The SENCER models are curricular approaches to improving science learning and supporting engagement with complex issues that impact civic life. Through the “lens” of topic of public consequence, a SENCER model course or program teaches science that is both challenging and rigorous. The SENCER approach requires students to engage in serious scientific reasoning, inquiry, observation, and measurement while connecting scientific knowledge to public decision-making, policy development, and individual responsibility. SENCER approaches encourage students to produce knowledge, to develop answers, and see complex problems as interdisciplinary and systemic challenges.
SENCER models have clear learning outcomes. They seek transparency in connecting classroom learning to real-world issues and use assessment tools creatively. SENCER models reflect the intellectual curiosity of the faculty who developed them as well as student interest and community needs.
The models are not intended to be copied or implemented directly, but as guides and inspiration for what is achievable. SENCER models are chosen because they demonstrate success, showcase effective strategies, and provide evidence for broader implementation and adaptation. In addition to improving STEM learning, the models advance other affective and dispositional outcomes, such as fostering interdisciplinary understanding, increasing civic engagement and foregrounding personal responsibility and ethical reasoning.

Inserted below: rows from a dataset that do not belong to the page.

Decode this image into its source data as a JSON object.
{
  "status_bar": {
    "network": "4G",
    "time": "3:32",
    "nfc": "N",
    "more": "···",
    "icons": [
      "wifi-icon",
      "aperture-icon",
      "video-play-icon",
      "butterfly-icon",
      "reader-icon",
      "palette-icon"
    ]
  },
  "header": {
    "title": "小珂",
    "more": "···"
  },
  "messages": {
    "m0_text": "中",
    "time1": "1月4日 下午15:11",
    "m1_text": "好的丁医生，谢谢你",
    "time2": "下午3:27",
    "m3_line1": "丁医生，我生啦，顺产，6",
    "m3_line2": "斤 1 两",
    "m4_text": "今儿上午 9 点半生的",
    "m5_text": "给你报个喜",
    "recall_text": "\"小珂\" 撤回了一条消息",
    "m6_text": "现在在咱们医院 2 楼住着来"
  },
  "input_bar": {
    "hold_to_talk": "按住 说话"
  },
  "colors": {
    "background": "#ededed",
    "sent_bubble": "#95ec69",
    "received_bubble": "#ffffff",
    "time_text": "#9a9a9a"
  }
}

We welcome your review, use, and appraisal of the SENCER models.
Dr. Eliza Jane Reilly
General Editor, SENCER Model Series
Executive Director, NCSCE
The SENCER Models
We encourage and solicit nominations of courses that fulfill the SENCER criteria for models. If you believe your course or program exemplifies the SENCER Ideals, please submit the following information electronically to Eliza Reilly (eliza.reilly[at]stonybrook.edu):
- Faculty name(s), titles, and contact information
- Title of Course and course web site (if available)
- Brief description of the course that includes the science topics covered and the civic or policy issues they are linked to, the course’s learning objectives (for both science and non-science elements), the role of the course in your institution’s undergraduate curriculum (major/non-major course, meets general education requirements, part of undergraduate core, etc.), the internal or external funding, or other support, received for this course.
Note: We continue to accept nominations on a rolling basis and will contact you directly concerning the dissemination of models.
As a complement to the undergraduate course models, an innovative cross-sector team from New Jersey has developed middle and high school lesson sequences using a problem- based learning strategy. The result is roughly equivalent to what is considered a “unit” in K-12 education although likely small for typical K-12 curriculum organization. Funding to create, test and revise the lesson sequences was supplied by a SENCER-ISE Partnership Champions eMentorship Project grant. Informal science educators were essential in implementing the two lesson sequences and the authors see their involvement as examples other teachers can learn from to begin working with informal science educators in their area.
Pearls of Practice: A new series of course modules and course activities.
Not all faculty have the ability to design their own SENCER courses. These “pearls” were developed to provide SENCER “modules” that can be embedded in traditional courses.
Sources of Biological Energy by Dr. Linden Higgins, Education for Critical Thinking, and Dr. Elizabeth Dolci, Johnson State College
Answers That Lie in the Questions by Dr. Catherine Hurt Middlecamp, University of Wisconsin-Madison
What’s Radioactive in This Room? by Catherine Hurt Middlecamp, University of Wisconsin-Madison
Do I Live in a Food Desert? by Dr. Autumn Marshall, Lipscomb University
How Big is My Footprint? by Dr. Alison O’Malley, Butler University
Cell as City by Dr. Gillian Backus, Northern Virginia Community College
Meet the Beekeepers by Dr. Susan Cusato, Southern Connecticut State University